• **Problem**
Set down all of the records below exactly, please, omitting the images.

(Dataset rows for apps and sites)
═══
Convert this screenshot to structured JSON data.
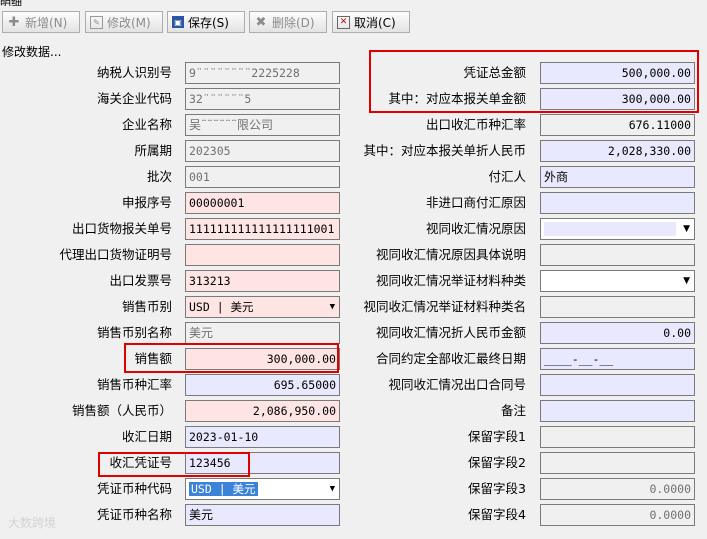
{
  "window": {
    "title": "明细"
  },
  "toolbar": {
    "add_label": "新增(N)",
    "edit_label": "修改(M)",
    "save_label": "保存(S)",
    "delete_label": "删除(D)",
    "cancel_label": "取消(C)"
  },
  "status_text": "修改数据...",
  "left_fields": [
    {
      "label": "纳税人识别号",
      "value": "9¨¨¨¨¨¨¨¨2225228"
    },
    {
      "label": "海关企业代码",
      "value": "32¨¨¨¨¨¨5"
    },
    {
      "label": "企业名称",
      "value": "吴¨¨¨¨¨¨限公司"
    },
    {
      "label": "所属期",
      "value": "202305"
    },
    {
      "label": "批次",
      "value": "001"
    },
    {
      "label": "申报序号",
      "value": "00000001"
    },
    {
      "label": "出口货物报关单号",
      "value": "111111111111111111001"
    },
    {
      "label": "代理出口货物证明号",
      "value": ""
    },
    {
      "label": "出口发票号",
      "value": "313213"
    },
    {
      "label": "销售币别",
      "value": "USD | 美元"
    },
    {
      "label": "销售币别名称",
      "value": "美元"
    },
    {
      "label": "销售额",
      "value": "300,000.00"
    },
    {
      "label": "销售币种汇率",
      "value": "695.65000"
    },
    {
      "label": "销售额（人民币）",
      "value": "2,086,950.00"
    },
    {
      "label": "收汇日期",
      "value": "2023-01-10"
    },
    {
      "label": "收汇凭证号",
      "value": "123456"
    },
    {
      "label": "凭证币种代码",
      "value": "USD | 美元"
    },
    {
      "label": "凭证币种名称",
      "value": "美元"
    }
  ],
  "right_fields": [
    {
      "label": "凭证总金额",
      "value": "500,000.00"
    },
    {
      "label": "其中：对应本报关单金额",
      "value": "300,000.00"
    },
    {
      "label": "出口收汇币种汇率",
      "value": "676.11000"
    },
    {
      "label": "其中：对应本报关单折人民币",
      "value": "2,028,330.00"
    },
    {
      "label": "付汇人",
      "value": "外商"
    },
    {
      "label": "非进口商付汇原因",
      "value": ""
    },
    {
      "label": "视同收汇情况原因",
      "value": ""
    },
    {
      "label": "视同收汇情况原因具体说明",
      "value": ""
    },
    {
      "label": "视同收汇情况举证材料种类",
      "value": ""
    },
    {
      "label": "视同收汇情况举证材料种类名",
      "value": ""
    },
    {
      "label": "视同收汇情况折人民币金额",
      "value": "0.00"
    },
    {
      "label": "合同约定全部收汇最终日期",
      "value": "____-__-__"
    },
    {
      "label": "视同收汇情况出口合同号",
      "value": ""
    },
    {
      "label": "备注",
      "value": ""
    },
    {
      "label": "保留字段1",
      "value": ""
    },
    {
      "label": "保留字段2",
      "value": ""
    },
    {
      "label": "保留字段3",
      "value": "0.0000"
    },
    {
      "label": "保留字段4",
      "value": "0.0000"
    }
  ],
  "colors": {
    "highlight": "#e00000",
    "required_bg": "#ffe4e4",
    "editable_bg": "#e8e8ff",
    "readonly_bg": "#f0f0f0"
  },
  "watermark": "大数跨境"
}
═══
• **Answer to this problem**
Convert this screenshot to structured JSON data.
{
  "window": {
    "title": "明细"
  },
  "toolbar": {
    "add_label": "新增(N)",
    "edit_label": "修改(M)",
    "save_label": "保存(S)",
    "delete_label": "删除(D)",
    "cancel_label": "取消(C)"
  },
  "status_text": "修改数据...",
  "left_fields": [
    {
      "label": "纳税人识别号",
      "value": "9¨¨¨¨¨¨¨¨2225228"
    },
    {
      "label": "海关企业代码",
      "value": "32¨¨¨¨¨¨5"
    },
    {
      "label": "企业名称",
      "value": "吴¨¨¨¨¨¨限公司"
    },
    {
      "label": "所属期",
      "value": "202305"
    },
    {
      "label": "批次",
      "value": "001"
    },
    {
      "label": "申报序号",
      "value": "00000001"
    },
    {
      "label": "出口货物报关单号",
      "value": "111111111111111111001"
    },
    {
      "label": "代理出口货物证明号",
      "value": ""
    },
    {
      "label": "出口发票号",
      "value": "313213"
    },
    {
      "label": "销售币别",
      "value": "USD | 美元"
    },
    {
      "label": "销售币别名称",
      "value": "美元"
    },
    {
      "label": "销售额",
      "value": "300,000.00"
    },
    {
      "label": "销售币种汇率",
      "value": "695.65000"
    },
    {
      "label": "销售额（人民币）",
      "value": "2,086,950.00"
    },
    {
      "label": "收汇日期",
      "value": "2023-01-10"
    },
    {
      "label": "收汇凭证号",
      "value": "123456"
    },
    {
      "label": "凭证币种代码",
      "value": "USD | 美元"
    },
    {
      "label": "凭证币种名称",
      "value": "美元"
    }
  ],
  "right_fields": [
    {
      "label": "凭证总金额",
      "value": "500,000.00"
    },
    {
      "label": "其中：对应本报关单金额",
      "value": "300,000.00"
    },
    {
      "label": "出口收汇币种汇率",
      "value": "676.11000"
    },
    {
      "label": "其中：对应本报关单折人民币",
      "value": "2,028,330.00"
    },
    {
      "label": "付汇人",
      "value": "外商"
    },
    {
      "label": "非进口商付汇原因",
      "value": ""
    },
    {
      "label": "视同收汇情况原因",
      "value": ""
    },
    {
      "label": "视同收汇情况原因具体说明",
      "value": ""
    },
    {
      "label": "视同收汇情况举证材料种类",
      "value": ""
    },
    {
      "label": "视同收汇情况举证材料种类名",
      "value": ""
    },
    {
      "label": "视同收汇情况折人民币金额",
      "value": "0.00"
    },
    {
      "label": "合同约定全部收汇最终日期",
      "value": "____-__-__"
    },
    {
      "label": "视同收汇情况出口合同号",
      "value": ""
    },
    {
      "label": "备注",
      "value": ""
    },
    {
      "label": "保留字段1",
      "value": ""
    },
    {
      "label": "保留字段2",
      "value": ""
    },
    {
      "label": "保留字段3",
      "value": "0.0000"
    },
    {
      "label": "保留字段4",
      "value": "0.0000"
    }
  ],
  "colors": {
    "highlight": "#e00000",
    "required_bg": "#ffe4e4",
    "editable_bg": "#e8e8ff",
    "readonly_bg": "#f0f0f0"
  },
  "watermark": "大数跨境"
}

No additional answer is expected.